Canosia Township is a township in Saint Louis County, Minnesota, United States. Canosia is a name derived from the Algonquian language meaning "pike fish". The population was 2,158 at the 2010 census.
Midway Road (County Road 13) and Martin Road (County Road 9) are two of the main routes in the township. Other routes include Lavaque Road (County Road 48), Lavaque Bypass Road, and Old Miller Trunk Highway.
U.S. Highway 53 passes briefly through the southwest corner of Canosia Township. The Pike Lake business district is located within the township.
According to the United States Census Bureau, the township has a total area of 35.7 square miles (92 km2); 30.1 square miles (78 km2) is land and 5.6 square miles (15 km2), or 15.60%, is water.
Pike Lake, Caribou Lake, Fish Lake, and Wild Rice Lake are all partially located within Canosia Township.
Canosia State Wildlife Management Area is located within the north–central part of the township. The wildlife area is a diverse deciduous and coniferous forest, wetland and bog complex, with upland openings and waterfowl impoundments with wild rice.
The following are adjacent to Canosia Township :Fredenberg Township (north)
Gnesen Township (northeast)
The city of Rice Lake (east)
Solway Township (southwest)
Grand Lake Township (west)
The city of Hermantown (south)
The Duluth International Airport is to the immediate southeast of Canosia Township.Four Corners – Pike Lake business district
Seville Road runs east–west along Canosia Township's southern boundary line with adjacent city of Hermantown.
Solway Road runs north–south along Canosia Township's western boundary line with adjacent Grand Lake Township.
Lismore Road runs east–west along Canosia Township's northern boundary line with adjacent Fredenberg Township.
Town Line Road briefly runs north–south along Canosia Township's eastern boundary line with adjacent city of Rice Lake.
The township contains one cemetery, Canosia.
As of the census of 2000, there were 1,998 people, 751 households, and 573 families residing in the township.
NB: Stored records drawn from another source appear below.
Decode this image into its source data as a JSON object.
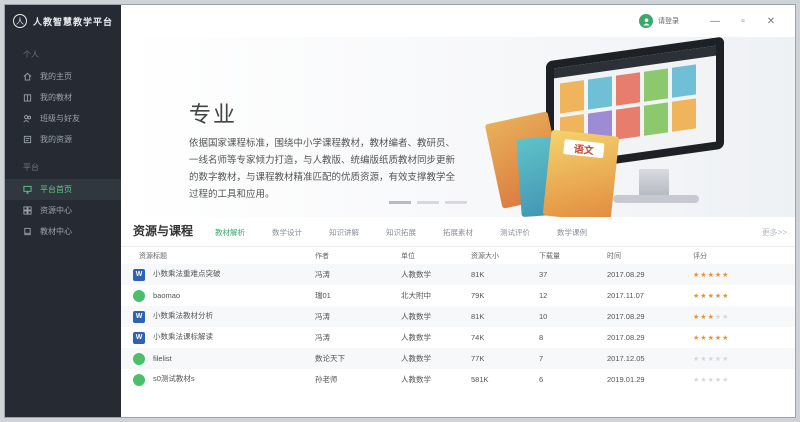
{
  "app": {
    "title": "人教智慧教学平台",
    "logo_glyph": "人"
  },
  "topbar": {
    "login_label": "请登录",
    "minimize": "—",
    "maximize": "▫",
    "close": "✕"
  },
  "sidebar": {
    "sections": [
      {
        "label": "个人",
        "items": [
          {
            "label": "我的主页",
            "icon": "home-icon",
            "active": false
          },
          {
            "label": "我的教材",
            "icon": "book-icon",
            "active": false
          },
          {
            "label": "班级与好友",
            "icon": "friends-icon",
            "active": false
          },
          {
            "label": "我的资源",
            "icon": "resource-icon",
            "active": false
          }
        ]
      },
      {
        "label": "平台",
        "items": [
          {
            "label": "平台首页",
            "icon": "platform-icon",
            "active": true
          },
          {
            "label": "资源中心",
            "icon": "resource-center-icon",
            "active": false
          },
          {
            "label": "教材中心",
            "icon": "textbook-center-icon",
            "active": false
          }
        ]
      }
    ]
  },
  "banner": {
    "title": "专业",
    "text": "依据国家课程标准，围绕中小学课程教材，教材编者、教研员、一线名师等专家倾力打造，与人教版、统编版纸质教材同步更新的数字教材，与课程教材精准匹配的优质资源，有效支撑教学全过程的工具和应用。",
    "book_label": "语文"
  },
  "resources": {
    "heading": "资源与课程",
    "tabs": [
      "教材解析",
      "数学设计",
      "知识讲解",
      "知识拓展",
      "拓展素材",
      "测试评价",
      "数学课例"
    ],
    "active_tab": 0,
    "more": "更多>>",
    "columns": [
      "资源标题",
      "作者",
      "单位",
      "资源大小",
      "下载量",
      "时间",
      "评分"
    ],
    "rows": [
      {
        "icon": "word",
        "title": "小数乘法重难点突破",
        "author": "冯涛",
        "unit": "人教数学",
        "size": "81K",
        "downloads": "37",
        "date": "2017.08.29",
        "rating": 5
      },
      {
        "icon": "img",
        "title": "baomao",
        "author": "瑞01",
        "unit": "北大附中",
        "size": "79K",
        "downloads": "12",
        "date": "2017.11.07",
        "rating": 5
      },
      {
        "icon": "word",
        "title": "小数乘法教材分析",
        "author": "冯涛",
        "unit": "人教数学",
        "size": "81K",
        "downloads": "10",
        "date": "2017.08.29",
        "rating": 3
      },
      {
        "icon": "word",
        "title": "小数乘法课标解读",
        "author": "冯涛",
        "unit": "人教数学",
        "size": "74K",
        "downloads": "8",
        "date": "2017.08.29",
        "rating": 5
      },
      {
        "icon": "img",
        "title": "filelist",
        "author": "数论天下",
        "unit": "人教数学",
        "size": "77K",
        "downloads": "7",
        "date": "2017.12.05",
        "rating": 0
      },
      {
        "icon": "img",
        "title": "s0测试教材s",
        "author": "孙老师",
        "unit": "人教数学",
        "size": "581K",
        "downloads": "6",
        "date": "2019.01.29",
        "rating": 0
      }
    ]
  },
  "colors": {
    "accent": "#3aa86a",
    "sidebar_bg": "#262b33",
    "star": "#e8932f"
  }
}
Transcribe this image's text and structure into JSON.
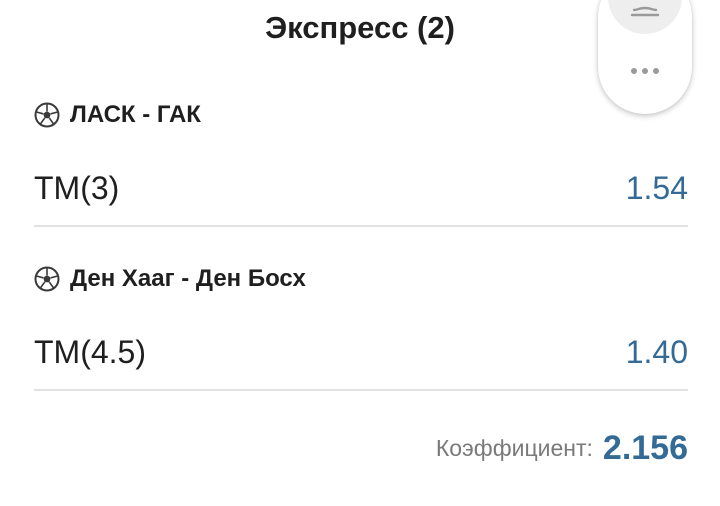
{
  "header": {
    "title": "Экспресс (2)"
  },
  "toolbar": {
    "top_button_icon": "bell-off-icon",
    "more_icon": "more-horizontal-icon"
  },
  "bets": [
    {
      "sport_icon": "soccer-ball-icon",
      "event": "ЛАСК - ГАК",
      "market": "ТМ(3)",
      "odds": "1.54"
    },
    {
      "sport_icon": "soccer-ball-icon",
      "event": "Ден Хааг - Ден Босх",
      "market": "ТМ(4.5)",
      "odds": "1.40"
    }
  ],
  "summary": {
    "label": "Коэффициент:",
    "value": "2.156"
  },
  "colors": {
    "accent": "#336b96",
    "text": "#1f1f1f",
    "muted": "#7a7a7a",
    "divider": "#e2e2e2"
  }
}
The population density was 66.3 people per square mile (25.6/km²). There were 815 housing units at an average density of 27.1/sq mi (10.4/km²). The racial makeup of the township was 97.80% White, 0.10% African American, 0.45% Native American, 0.30% Asian, 0.20% Pacific Islander, and 1.15% from two or more races. Hispanic or Latino of any race were 0.25% of the population.
There were 751 households out of which 35.2% had children under the age of 18 living with them, 67.6% were married couples living together, 5.9% had a female householder with no husband present, and 23.7% were non-families. 20.1% of all households were made up of individuals and 6.4% had someone living alone who was 65 years of age or older. The average household size was 2.66 and the average family size was 3.05.
In the township the population was spread out with 27.0% under the age of 18, 5.9% from 18 to 24, 30.3% from 25 to 44, 28.3% from 45 to 64, and 8.6% who were 65 years of age or older. The median age was 38 years. For every 100 females there were 97.8 males. For every 100 females age 18 and over, there were 101.0 males.
The median income for a household in the township was $52,813, and the median income for a family was $56,741. Males had a median income of $40,236 versus $28,155 for females. The per capita income for the township was $21,986. About 2.4% of families and 3.9% of the population were below the poverty line, including 4.0% of those under age 18 and 7.5% of those age 65 or over.